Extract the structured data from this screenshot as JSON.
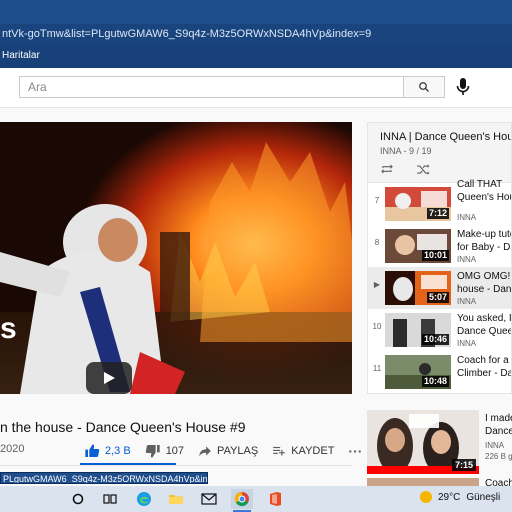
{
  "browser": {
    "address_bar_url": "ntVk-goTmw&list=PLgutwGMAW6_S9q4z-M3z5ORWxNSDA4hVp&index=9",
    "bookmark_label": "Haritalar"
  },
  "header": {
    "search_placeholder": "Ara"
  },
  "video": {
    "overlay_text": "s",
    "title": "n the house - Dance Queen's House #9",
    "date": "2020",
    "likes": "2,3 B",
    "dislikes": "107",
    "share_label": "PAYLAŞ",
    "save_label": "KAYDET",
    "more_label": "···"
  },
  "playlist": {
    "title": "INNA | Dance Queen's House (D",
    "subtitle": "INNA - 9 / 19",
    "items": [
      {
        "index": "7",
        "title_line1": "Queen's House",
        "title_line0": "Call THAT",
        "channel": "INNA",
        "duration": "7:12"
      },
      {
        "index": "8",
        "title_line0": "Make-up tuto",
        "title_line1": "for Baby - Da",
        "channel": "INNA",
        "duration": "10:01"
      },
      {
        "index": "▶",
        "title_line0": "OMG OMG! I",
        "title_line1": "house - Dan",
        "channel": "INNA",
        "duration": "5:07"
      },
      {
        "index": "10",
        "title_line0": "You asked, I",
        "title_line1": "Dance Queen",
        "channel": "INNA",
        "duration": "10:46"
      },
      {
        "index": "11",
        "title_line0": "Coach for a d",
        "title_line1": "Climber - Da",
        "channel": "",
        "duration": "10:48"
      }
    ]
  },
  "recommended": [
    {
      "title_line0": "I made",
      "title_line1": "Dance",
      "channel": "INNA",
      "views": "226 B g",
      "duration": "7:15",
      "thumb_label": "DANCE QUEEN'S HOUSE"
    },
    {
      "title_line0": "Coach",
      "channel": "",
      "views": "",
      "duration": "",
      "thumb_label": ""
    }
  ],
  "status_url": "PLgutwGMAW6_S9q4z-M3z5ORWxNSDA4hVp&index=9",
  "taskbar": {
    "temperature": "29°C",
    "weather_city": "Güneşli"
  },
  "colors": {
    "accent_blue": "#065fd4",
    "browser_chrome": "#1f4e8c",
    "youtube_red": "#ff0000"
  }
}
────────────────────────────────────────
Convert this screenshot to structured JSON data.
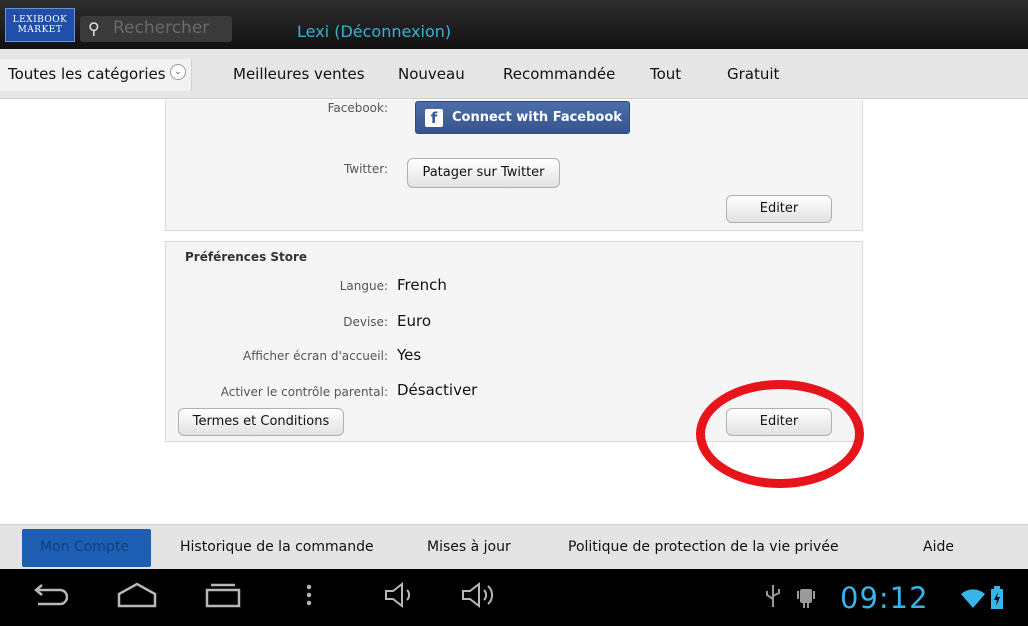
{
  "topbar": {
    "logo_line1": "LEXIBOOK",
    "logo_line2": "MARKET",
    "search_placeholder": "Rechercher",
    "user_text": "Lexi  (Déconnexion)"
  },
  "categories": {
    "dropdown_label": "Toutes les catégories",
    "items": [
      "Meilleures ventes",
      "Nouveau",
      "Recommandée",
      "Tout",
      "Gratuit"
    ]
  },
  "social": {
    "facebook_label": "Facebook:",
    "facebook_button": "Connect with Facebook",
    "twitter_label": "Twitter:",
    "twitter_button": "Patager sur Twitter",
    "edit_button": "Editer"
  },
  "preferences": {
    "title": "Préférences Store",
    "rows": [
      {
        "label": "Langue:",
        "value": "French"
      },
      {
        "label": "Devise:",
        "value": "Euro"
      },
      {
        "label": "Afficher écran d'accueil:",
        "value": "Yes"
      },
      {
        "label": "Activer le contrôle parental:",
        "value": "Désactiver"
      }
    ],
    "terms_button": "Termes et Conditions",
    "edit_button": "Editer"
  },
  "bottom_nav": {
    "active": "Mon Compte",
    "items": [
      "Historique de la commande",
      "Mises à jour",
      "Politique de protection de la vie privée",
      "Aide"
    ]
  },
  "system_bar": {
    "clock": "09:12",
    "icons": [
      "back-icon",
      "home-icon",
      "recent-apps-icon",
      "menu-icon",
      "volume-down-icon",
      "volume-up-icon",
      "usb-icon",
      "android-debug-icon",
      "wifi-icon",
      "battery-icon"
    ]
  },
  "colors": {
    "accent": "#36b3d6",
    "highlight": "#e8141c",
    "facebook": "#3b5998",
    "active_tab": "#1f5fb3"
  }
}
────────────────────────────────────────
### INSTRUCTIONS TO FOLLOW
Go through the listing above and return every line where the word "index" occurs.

### EXERCISE RESULT
    "address_bar_url": "ntVk-goTmw&list=PLgutwGMAW6_S9q4z-M3z5ORWxNSDA4hVp&index=9",
        "index": "7",
        "index": "8",
        "index": "▶",
        "index": "10",
        "index": "11",
  "status_url": "PLgutwGMAW6_S9q4z-M3z5ORWxNSDA4hVp&index=9",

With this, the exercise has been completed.